Annual Fees   This is the amount in fees you pay every year. For example, a credit card company may charge you an annual fee of $20 for giving you credit. 
Annual Percentage Rate (APR)   The APR is a measure of the cost of credit expressed as a yearly interest rate. Usually, the lower the APR, the better for you. Be sure to check the fine print in credit card offers for time limits. Your APR could be much higher after the offer's introductory period ends.
Appreciation   An increase in the market value of an asset. For example, a house can appreciate due to changing market conditions and/or home improvements made to the house.
Asset   Something of value, such as money, property, and investments.
Auto Title Loan   Auto title loans are short-term loans that provide borrowers with cash in exchange for the car's title as collateral. These loans are usually for only a fraction of the car's value - ranging anywhere from 25% to 55%. Interest rates are usually very high, as high as approximately 650% annually. New York State law limits the interest that may be charged on small loans to 25% per year, but out-of-state companies may be able to charge higher rates if permitted by their home states. Borrowers should shop around for auto title loans with reasonable interest rates.
Automated Clearing House (ACH)   A type of payment system designed to allow corporations and consumers to reduce or eliminate the use of paper checks when making routine high-volume, low-value payments. ACH systems process large volumes of individual payments electronically. Typical ACH payments include salaries, consumer and corporate bill payments, interest and dividend, and Social Security. Examples of private sector ACH providers in the U.S. include VISA, the New York Clearing House, and the American Clearing House.

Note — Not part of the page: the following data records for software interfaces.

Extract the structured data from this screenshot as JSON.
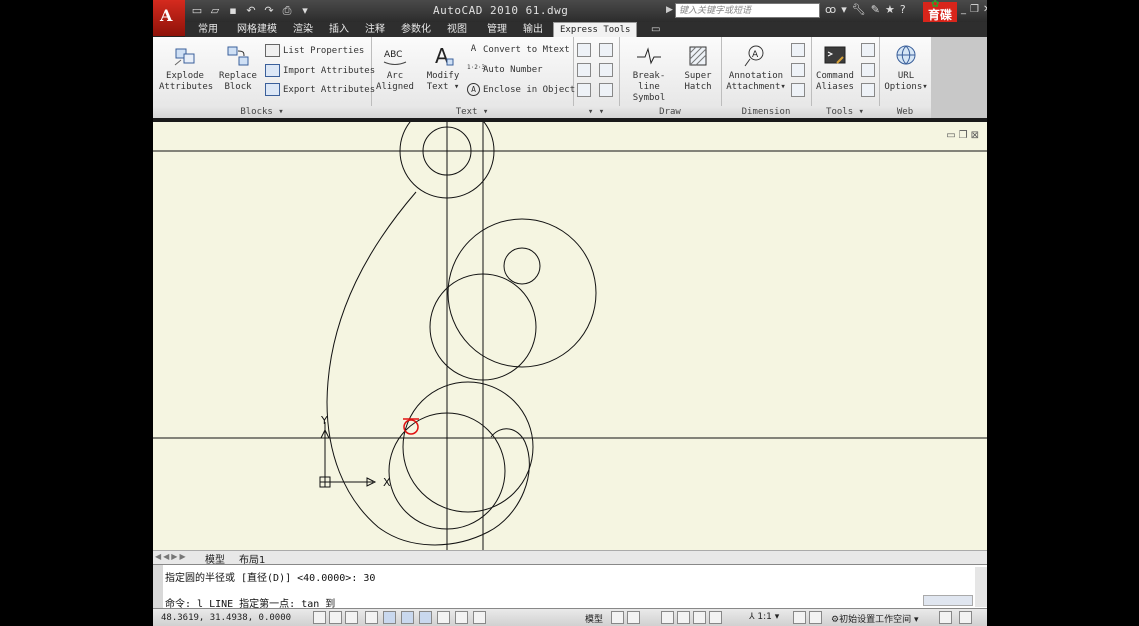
{
  "app": {
    "title": "AutoCAD 2010   61.dwg",
    "search_placeholder": "键入关键字或短语",
    "brand_text": "育碟教育"
  },
  "tabs": [
    "常用",
    "网格建模",
    "渲染",
    "插入",
    "注释",
    "参数化",
    "视图",
    "管理",
    "输出",
    "Express Tools"
  ],
  "ribbon": {
    "blocks": {
      "title": "Blocks",
      "explode_label": [
        "Explode",
        "Attributes"
      ],
      "replace_label": [
        "Replace",
        "Block"
      ],
      "list_properties": "List Properties",
      "import_attributes": "Import Attributes",
      "export_attributes": "Export Attributes"
    },
    "text": {
      "title": "Text",
      "arc_label": [
        "Arc",
        "Aligned"
      ],
      "modify_label": [
        "Modify",
        "Text"
      ],
      "convert_mtext": "Convert to Mtext",
      "auto_number": "Auto Number",
      "enclose_object": "Enclose in Object"
    },
    "draw": {
      "title": "Draw",
      "breakline_label": [
        "Break-line",
        "Symbol"
      ],
      "superhatch_label": [
        "Super",
        "Hatch"
      ]
    },
    "dimension": {
      "title": "Dimension",
      "annotation_label": [
        "Annotation",
        "Attachment"
      ]
    },
    "tools": {
      "title": "Tools",
      "command_label": [
        "Command",
        "Aliases"
      ]
    },
    "web": {
      "title": "Web",
      "url_label": [
        "URL",
        "Options"
      ]
    }
  },
  "layout_tabs": [
    "模型",
    "布局1"
  ],
  "command": {
    "line1": "指定圆的半径或 [直径(D)] <40.0000>: 30",
    "line2": "命令: l LINE 指定第一点: tan 到"
  },
  "status": {
    "coordinates": "48.3619,  31.4938, 0.0000",
    "model_label": "模型",
    "scale": "1:1",
    "workspace": "初始设置工作空间"
  },
  "colors": {
    "canvas": "#f5f5e1",
    "accent_red": "#d52a1e",
    "marker_red": "#e01010"
  }
}
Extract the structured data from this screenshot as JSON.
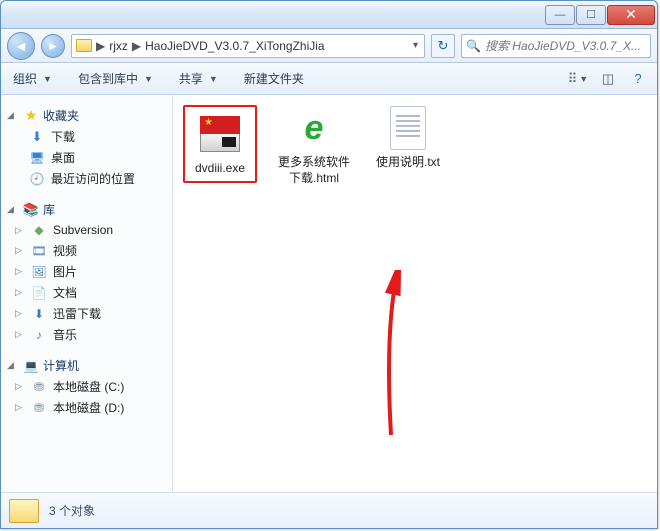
{
  "breadcrumbs": {
    "p1": "rjxz",
    "p2": "HaoJieDVD_V3.0.7_XiTongZhiJia",
    "sep": "▶"
  },
  "search": {
    "placeholder": "搜索 HaoJieDVD_V3.0.7_X..."
  },
  "toolbar": {
    "organize": "组织",
    "include": "包含到库中",
    "share": "共享",
    "newfolder": "新建文件夹"
  },
  "sidebar": {
    "favorites": {
      "label": "收藏夹",
      "items": [
        {
          "label": "下载"
        },
        {
          "label": "桌面"
        },
        {
          "label": "最近访问的位置"
        }
      ]
    },
    "libraries": {
      "label": "库",
      "items": [
        {
          "label": "Subversion"
        },
        {
          "label": "视频"
        },
        {
          "label": "图片"
        },
        {
          "label": "文档"
        },
        {
          "label": "迅雷下载"
        },
        {
          "label": "音乐"
        }
      ]
    },
    "computer": {
      "label": "计算机",
      "items": [
        {
          "label": "本地磁盘 (C:)"
        },
        {
          "label": "本地磁盘 (D:)"
        }
      ]
    }
  },
  "files": [
    {
      "name": "dvdiii.exe",
      "kind": "exe",
      "highlight": true
    },
    {
      "name": "更多系统软件下载.html",
      "kind": "html"
    },
    {
      "name": "使用说明.txt",
      "kind": "txt"
    }
  ],
  "status": {
    "text": "3 个对象"
  }
}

Automated Teller Machine (ATM) Card   A card issued to an account holder to access Automated Teller Machines - computer terminals which allow consumers to make deposits and withdrawals.
Balance-transfer Fee   A fee a credit card company charges when you use one credit card to pay off another credit card bill. For example, if you have two credit cards (X credit card and Y credit card) and use X credit card to pay off your Y credit card bill, X credit card company will charge you a balance-transfer fee.
Bankruptcy   Legally declaring your inability to pay your debts. Bankruptcy can severely damage your credit and ability to borrow money in the future.
Bond   A bond is similar to an I.O.U. With a bond you lend money to a government, municipality, corporation, federal agency, or other entity known as the issuer. In return for the loan you provide them, the issuer promises to pay you a specific rate of interest during the life of the bond. When the bond hits its maturity date, the bond can be redeemed for its face value. For example, Bill buys a $300 bond for $150 with a maturity date of 10 years. After 10 years, Bill can redeem his bond for $300.
Bonus   Additional compensation an employee receives from an employer for services performed. For example, Larry earns $1,000 a week at his job, but at year-end his boss gives him $5,000 for all of his hard work. This "extra" amount of money is Larry's bonus.
Borrower   Person or organization (also known as "lendee") that applies for a loan from a lender.
Budgeting   A budget is a plan that shows how much money you have (income) and how much money you spend (expenses). Sticking to a realistic budget allows you to pay off your debts and save money.

OFE's Reference List for Money Dictionary